Louisville Medicine Volume 67, Issue 6 - Page 6

HONORING MY FATHER Author’s Note: This November edition of Louisville Medicine Mag- azine wishes to pay tribute to our physician members that have served in the Armed Forces. November sees us celebrating Veterans Day and given this I felt compelled to take an opportunity to pay tribute to my father, Francis R. Burns, MD, a World War II veteran. M y father was a member of the Greatest Generation, land- ing on Omaha Beach in Normandy, France on June 6, 1944 as part of Operation Overlord. He was in the 116th Infantry Medical Detachment that landed 45 minutes after the first wave of the D-Day Invasion, and assisted the wounded and dying in what is now recognized as one of the deadliest assaults in military history, with over 3,000 casualties on Omaha Beach alone.

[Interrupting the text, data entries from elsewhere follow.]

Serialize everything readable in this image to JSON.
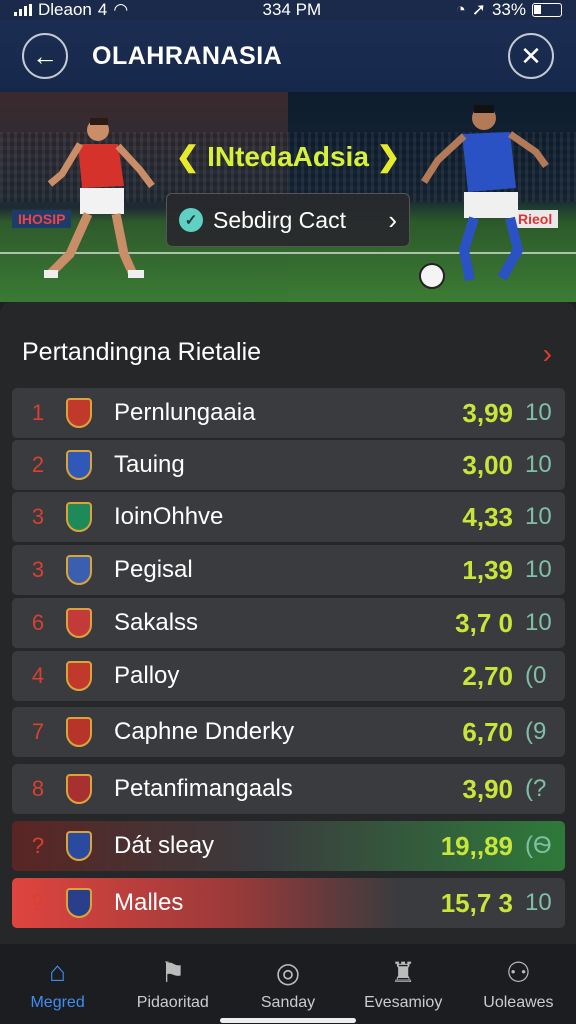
{
  "status": {
    "carrier": "Dleaon",
    "network": "4",
    "time": "334 PM",
    "battery": "33%"
  },
  "header": {
    "title": "OLAHRANASIA"
  },
  "hero": {
    "promo_text": "INtedaAdsia",
    "arrow_left": "❮",
    "arrow_right": "❯",
    "cta_label": "Sebdirg Cact",
    "board_left": "IHOSIP",
    "board_right": "Rieol"
  },
  "section": {
    "title": "Pertandingna Rietalie"
  },
  "rows": [
    {
      "rank": "1",
      "name": "Pernlungaaia",
      "score": "3,99",
      "pts": "10",
      "crest": "#c0392b"
    },
    {
      "rank": "2",
      "name": "Tauing",
      "score": "3,00",
      "pts": "10",
      "crest": "#2f58b8"
    },
    {
      "rank": "3",
      "name": "IoinOhhve",
      "score": "4,33",
      "pts": "10",
      "crest": "#1e8a5a"
    },
    {
      "rank": "3",
      "name": "Pegisal",
      "score": "1,39",
      "pts": "10",
      "crest": "#3a5fb0"
    },
    {
      "rank": "6",
      "name": "Sakalss",
      "score": "3,7 0",
      "pts": "10",
      "crest": "#c43a3a"
    },
    {
      "rank": "4",
      "name": "Palloy",
      "score": "2,70",
      "pts": "(0",
      "crest": "#c0392b"
    },
    {
      "rank": "7",
      "name": "Caphne Dnderky",
      "score": "6,70",
      "pts": "(9",
      "crest": "#b8342a"
    },
    {
      "rank": "8",
      "name": "Petanfimangaals",
      "score": "3,90",
      "pts": "(?",
      "crest": "#a83030"
    },
    {
      "rank": "?",
      "name": "Dát sleay",
      "score": "19,,89",
      "pts": "(Ѳ",
      "crest": "#2a4aa0"
    },
    {
      "rank": "?",
      "name": "Malles",
      "score": "15,7 3",
      "pts": "10",
      "crest": "#2a3f8a"
    }
  ],
  "nav": [
    {
      "label": "Megred",
      "icon": "home-icon",
      "glyph": "⌂"
    },
    {
      "label": "Pidaoritad",
      "icon": "flag-icon",
      "glyph": "⚑"
    },
    {
      "label": "Sanday",
      "icon": "ball-icon",
      "glyph": "◎"
    },
    {
      "label": "Evesamioy",
      "icon": "trophy-icon",
      "glyph": "♜"
    },
    {
      "label": "Uoleawes",
      "icon": "group-icon",
      "glyph": "⚇"
    }
  ],
  "colors": {
    "accent": "#3e8ef0",
    "score": "#c8e63a",
    "rank": "#d8402f",
    "appbar": "#1b2d52"
  }
}
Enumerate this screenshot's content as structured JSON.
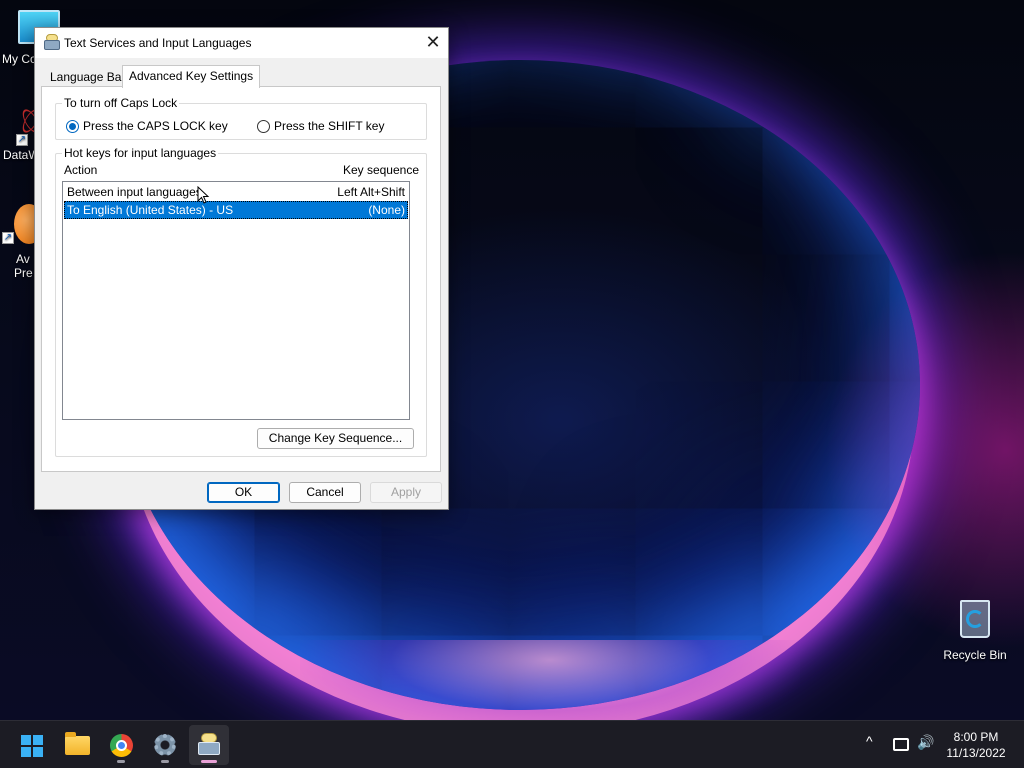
{
  "desktop": {
    "icons": [
      {
        "label": "My Co",
        "icon": "computer-icon"
      },
      {
        "label": "DataW",
        "icon": "dataw-icon"
      },
      {
        "label_line1": "Av",
        "label_line2": "Pre",
        "icon": "avast-icon"
      },
      {
        "label": "Recycle Bin",
        "icon": "recycle-bin-icon"
      }
    ]
  },
  "dialog": {
    "title": "Text Services and Input Languages",
    "close_glyph": "✕",
    "tabs": [
      {
        "label": "Language Bar",
        "active": false
      },
      {
        "label": "Advanced Key Settings",
        "active": true
      }
    ],
    "caps_group": {
      "legend": "To turn off Caps Lock",
      "options": [
        {
          "label": "Press the CAPS LOCK key",
          "checked": true
        },
        {
          "label": "Press the SHIFT key",
          "checked": false
        }
      ]
    },
    "hotkeys_group": {
      "legend": "Hot keys for input languages",
      "columns": {
        "action": "Action",
        "key_sequence": "Key sequence"
      },
      "rows": [
        {
          "action": "Between input languages",
          "key_sequence": "Left Alt+Shift",
          "selected": false
        },
        {
          "action": "To English (United States) - US",
          "key_sequence": "(None)",
          "selected": true
        }
      ],
      "change_button": "Change Key Sequence..."
    },
    "buttons": {
      "ok": "OK",
      "cancel": "Cancel",
      "apply": "Apply"
    }
  },
  "taskbar": {
    "apps": [
      "start-icon",
      "file-explorer-icon",
      "chrome-icon",
      "settings-icon",
      "text-input-icon"
    ],
    "tray": {
      "chevron": "^",
      "volume_glyph": "🔊"
    },
    "clock": {
      "time": "8:00 PM",
      "date": "11/13/2022"
    }
  },
  "colors": {
    "selection": "#0078d7",
    "accent": "#0067c0",
    "taskbar": "#1c1c24"
  }
}
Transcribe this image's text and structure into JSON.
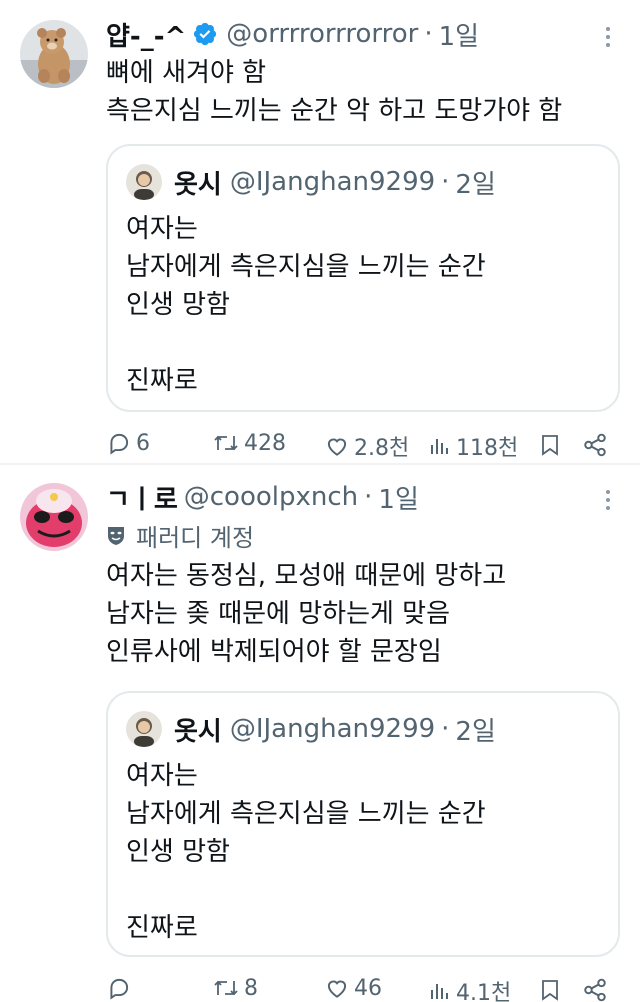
{
  "tweets": [
    {
      "display_name": "얍-_-^",
      "handle": "@orrrrorrrorror",
      "dot": "·",
      "time": "1일",
      "verified": true,
      "avatar_icon": "bear-avatar",
      "text_lines": [
        "뼈에 새겨야 함",
        "측은지심 느끼는 순간 악 하고 도망가야 함"
      ],
      "quote": {
        "display_name": "옷시",
        "handle": "@IJanghan9299",
        "dot": "·",
        "time": "2일",
        "lines": [
          "여자는",
          "남자에게 측은지심을 느끼는 순간",
          "인생 망함",
          "",
          "진짜로"
        ]
      },
      "actions": {
        "replies": "6",
        "retweets": "428",
        "likes": "2.8천",
        "views": "118천"
      }
    },
    {
      "display_name": "ㄱㅣ로",
      "handle": "@cooolpxnch",
      "dot": "·",
      "time": "1일",
      "parody_label": "패러디 계정",
      "avatar_icon": "pink-frog-avatar",
      "text_lines": [
        "여자는 동정심, 모성애 때문에 망하고",
        "남자는 좆 때문에 망하는게 맞음",
        "인류사에 박제되어야 할 문장임"
      ],
      "quote": {
        "display_name": "옷시",
        "handle": "@IJanghan9299",
        "dot": "·",
        "time": "2일",
        "lines": [
          "여자는",
          "남자에게 측은지심을 느끼는 순간",
          "인생 망함",
          "",
          "진짜로"
        ]
      },
      "actions": {
        "replies": "",
        "retweets": "8",
        "likes": "46",
        "views": "4.1천"
      }
    }
  ],
  "colors": {
    "text": "#0f1419",
    "secondary": "#536471",
    "verified": "#1d9bf0",
    "border": "#e4e9ec"
  }
}
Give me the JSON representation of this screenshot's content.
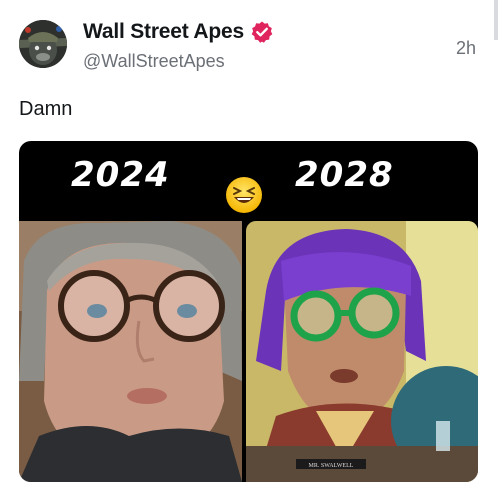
{
  "post": {
    "display_name": "Wall Street Apes",
    "handle": "@WallStreetApes",
    "time": "2h",
    "text": "Damn"
  },
  "media": {
    "left_year": "2024",
    "right_year": "2028",
    "nameplate": "MR. SWALWELL",
    "emoji": "grinning-squinting-face"
  },
  "colors": {
    "verified_badge": "#e0245e",
    "text_primary": "#14171a",
    "text_secondary": "#6b6f76"
  }
}
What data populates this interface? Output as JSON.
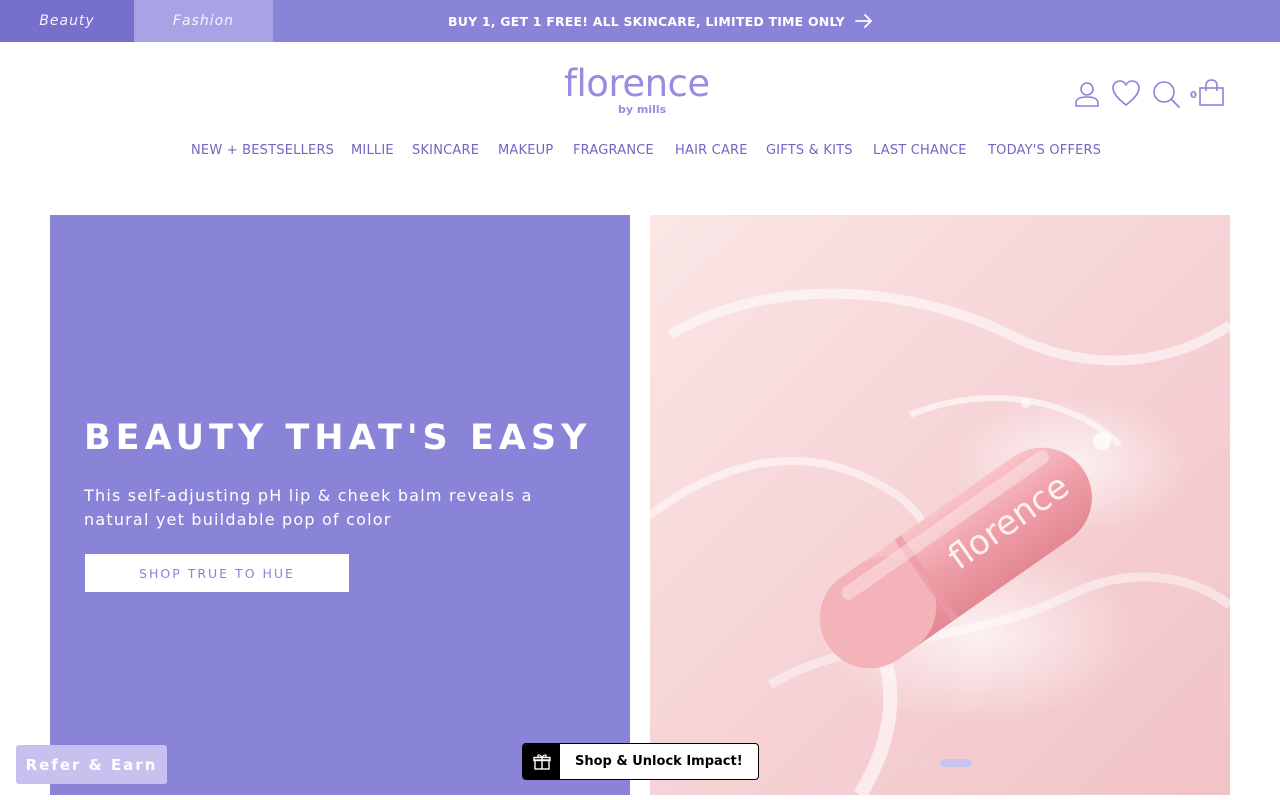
{
  "topbar": {
    "tabs": [
      {
        "label": "Beauty"
      },
      {
        "label": "Fashion"
      }
    ],
    "promo": "BUY 1, GET 1 FREE! ALL SKINCARE, LIMITED TIME ONLY"
  },
  "header": {
    "logo_text": "florence",
    "logo_sub": "by mills",
    "cart_count": "0",
    "icons": [
      "account-icon",
      "wishlist-heart-icon",
      "search-icon",
      "cart-bag-icon"
    ]
  },
  "nav": {
    "items": [
      {
        "label": "NEW + BESTSELLERS"
      },
      {
        "label": "MILLIE"
      },
      {
        "label": "SKINCARE"
      },
      {
        "label": "MAKEUP"
      },
      {
        "label": "FRAGRANCE"
      },
      {
        "label": "HAIR CARE"
      },
      {
        "label": "GIFTS & KITS"
      },
      {
        "label": "LAST CHANCE"
      },
      {
        "label": "TODAY'S OFFERS"
      }
    ]
  },
  "hero": {
    "title": "BEAUTY THAT'S EASY",
    "subtitle": "This self-adjusting pH lip & cheek balm reveals a natural yet buildable pop of color",
    "cta": "SHOP TRUE TO HUE",
    "product_text": "florence",
    "slides": {
      "count": 3,
      "active": 3
    }
  },
  "widgets": {
    "refer": "Refer & Earn",
    "impact": "Shop & Unlock Impact!"
  },
  "colors": {
    "brand": "#8a84d8",
    "nav_text": "#6e68c2",
    "hero_image_bg": "#f6d9db"
  }
}
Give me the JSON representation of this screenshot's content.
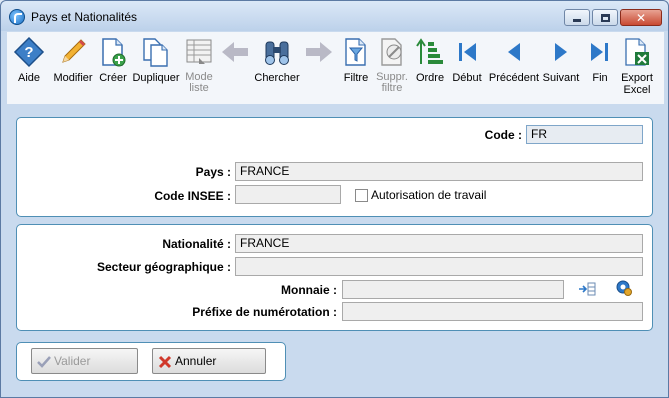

My father, along with all of the medical personnel that landed on the beaches of Normandy that day and ensuing days, did not carry a weapon. Members of the Medical Corp wore helmets marked with the Red Cross symbol, which, as I learned, became a target of German snipers. My father spent nearly three months in France and developed undiagnosed Post-Traumatic Stress Disorder (PTSD). At the time, PTSD was known as “battle fatigue,” which replaced the terminology “shell shock” used during World War I. The treatment of PTSD during World War II was inadequate at best. My father’s treatment included evacuation to an exhaustion center and morphine injections. Many soldiers who received such treatment ended up with morphine addiction following the war. After returning to battle, he and his men endured heavy artillery fire. He again developed classic symptoms of PTSD. He reported to the regimental surgeon stating, honestly, that he felt incapable of leading a Battalion Medical Section into combat, however was very willing to continue a role as a non-combat physician. Because the Army did not see value for him in that role, he was discharged with an Other-Than-Honorable status. He attempted to change this for years following the war, hiring an attorney and writing letters to his congressman; alas to no avail. He continued his medical training, completing a residency in OB-GYN at Washington University in St. Louis. He moved to Hannibal, Mo., where he had a private practice 4 LOUISVILLE MEDICINE for over 30 years caring for women and delivering more than 6000 babies. He and my mother raised my three sisters and me in Hanni- bal. He often, I learned later in life, commiserated with a physician friend and colleague who had survived the Bataan Death March. He dealt with anxiety and depression most of his remaining years, however, he had a very successful life and medical practice despite these psychological issues stemming from the war. My father died in 1991 at the age of 75. I am writing about my father as I feel an obligation to him and all of the soldiers that helped free this world of tyranny. I did not truly understand what that Generation did for us until I saw Saving Private Ryan. My father had not confided or shared those memories with me. I was young and unaware. As I watched that movie, I thought of my dad and what he experienced; the carnage, the tragedy. I became very emotional as I still do to this day. I felt regret that I never talked to him about his experience during the war, although I understand that he may have not discussed, had I asked. Since his death, I have tried to honor him and his memory. My family and I have visited Normandy twice. The most recent visit was 2017. Our tour guide walked with me alone onto the sands of Omaha Beach showing me where my father’s unit would have landed. I returned home with a vial of sand and shells from that exact spot. Each of my sisters has some. Our family has purchased a brick in his honor at the entrance to the World War II Museum in New Orleans. (I strongly encourage all of you to visit as it is one of the most remarkable museums in the world.) In November of 2018, the Burns Family traveled to New Orleans where the museum staff orchestrated a remarkable and moving ceremony at the brick to honor his memory. After a museum bugler played “Taps,” I pointed out that there were nine of his descendants there with us at the ceremony. None of us would be here if he had not courageously told the truth to the regimental surgeon and returned from the war. Finally, I have applied to the Army Board of Military Records in order to correct the injustice of his discharge status. The Hagel Memorandum, issued in September 2014, provided guidance to military boards considering Discharge Upgrades by veterans (or